Thursday, February 17, 2011

Those aren't books

INTERVIEWER:

What do you think of e-books and Amazon’s Kindle?

BRADBURY:

Those aren’t books. You can’t hold a computer in your hand like you can a book. A computer does not smell. There are two perfumes to a book. If a book is new, it smells great. If a book is old, it smells even better. It smells like ancient Egypt. A book has got to smell. You have to hold it in your hands and pray to it. You put it in your pocket and you walk with it. And it stays with you forever. But the computer doesn’t do that for you. I’m sorry.

From a Paris Review interview with Ray Bradbury

8 comments:

Owen said...

The irony of that interview is rich, it's so obvious it nearly defies comment.

Owen said...

P.S. I'm a 'real' book lover. Couldn't agree more about the two smells of a book. The feel, the smell, the 'comfort' take precedence for me over transportability and so on...still this coming out of the mouth of sci-fi, futurist Bradbury is ironic.

Enbrethiliel said...

+JMJ+

You'll have to lead me a little, Owen, I'm not sure what your point is. Bradbury's comments are in line with both his anti-book dystopia Fahrenheit 451 and nostalgic stuff just sparkling with sensory stimuli like Dandelion Wine.

Owen said...

Enbrethiliel,
Bradbury loves books, paper books with covers, yes or no?

Answer that and then perhaps I can lead you to my point which I thought was clear.

Alternately I can be shown to have misunderstood the Bradbury quote and be corrected.

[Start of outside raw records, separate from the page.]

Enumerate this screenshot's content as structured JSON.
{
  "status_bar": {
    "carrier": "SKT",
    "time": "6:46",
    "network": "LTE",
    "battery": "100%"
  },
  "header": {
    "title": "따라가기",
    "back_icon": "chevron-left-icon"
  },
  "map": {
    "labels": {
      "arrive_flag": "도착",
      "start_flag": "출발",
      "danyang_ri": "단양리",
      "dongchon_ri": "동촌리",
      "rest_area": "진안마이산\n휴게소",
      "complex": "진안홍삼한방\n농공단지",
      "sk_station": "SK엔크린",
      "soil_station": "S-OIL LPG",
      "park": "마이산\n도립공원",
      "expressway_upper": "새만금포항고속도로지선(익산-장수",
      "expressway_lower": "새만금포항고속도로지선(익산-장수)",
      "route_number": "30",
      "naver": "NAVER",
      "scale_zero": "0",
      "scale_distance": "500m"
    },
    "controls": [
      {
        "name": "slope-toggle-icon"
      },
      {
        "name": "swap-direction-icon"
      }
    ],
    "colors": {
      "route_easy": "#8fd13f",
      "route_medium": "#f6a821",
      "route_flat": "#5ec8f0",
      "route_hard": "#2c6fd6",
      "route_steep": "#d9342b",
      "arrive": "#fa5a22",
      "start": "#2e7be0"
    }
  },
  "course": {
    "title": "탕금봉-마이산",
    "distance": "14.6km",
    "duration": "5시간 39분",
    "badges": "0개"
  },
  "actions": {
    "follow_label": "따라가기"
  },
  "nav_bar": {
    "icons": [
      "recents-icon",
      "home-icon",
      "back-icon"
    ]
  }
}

Which is equally wonderful.

Thanks.

Enbrethiliel said...

+JMJ+

While I was gone, I was been trying to figure out the possible ironies:

a) That his praise of paper books has appeared in an online interview that may never be printed?

b) That his comment that paper books stay with you forever but e-books don't can actually be turned on its head?

c) That the surviving books at the end of Fahrenheit 451 aren't in paper form at all, but in a form actually much closer to what we have with e-books?

Let me guess: I'm not even close? =P

Anyway, to answer your question, yes, Bradbury does seem to love paper books.

Owen said...

Hi Enbrethiliel
you are right, (though this was not your aim to point out that) I have no idea what I am talking about. I stand, appreciatively, corrected, really do, in my poorly thought out comment on irony. 

In my defense (one that will shortly be exposed by me as no defense at all) that I have read Fahrenheit 451 though clearly I forgot the e-book part of the ending.

Putting my memory of F51 together with the highlighted comment from the article with a generalized - and I see now quite wrong headed - idea of Bradbury as a sci-fi writer who, by being one, is somehow ipso facto a futurist and therefore his not liking this present future seemed ironic. But none of that is so.

There is nothing ironic in what he said, rather he is thoroughly consistent with his thinking going all the way back to F51.

With no snark intended, I thank you for your gentle challenge.

Enbrethiliel said...

+JMJ+

You're welcome, Owen! I'm also glad we finally got to talk to each other, as we've been hanging out in the same comboxes and not really making eye contact before. =) It's also always a pleasure to discuss Bradbury. Thanks for the discussion!

Owen said...

I have one lazy eye so it's hard to make eye contact with me at the best of times. In cafes people think I'm ogling them when really, I barely know they exist and sometimes wish they didn't know I do.

[word verification = hatism - see, with only one letter removed all the bad goes away]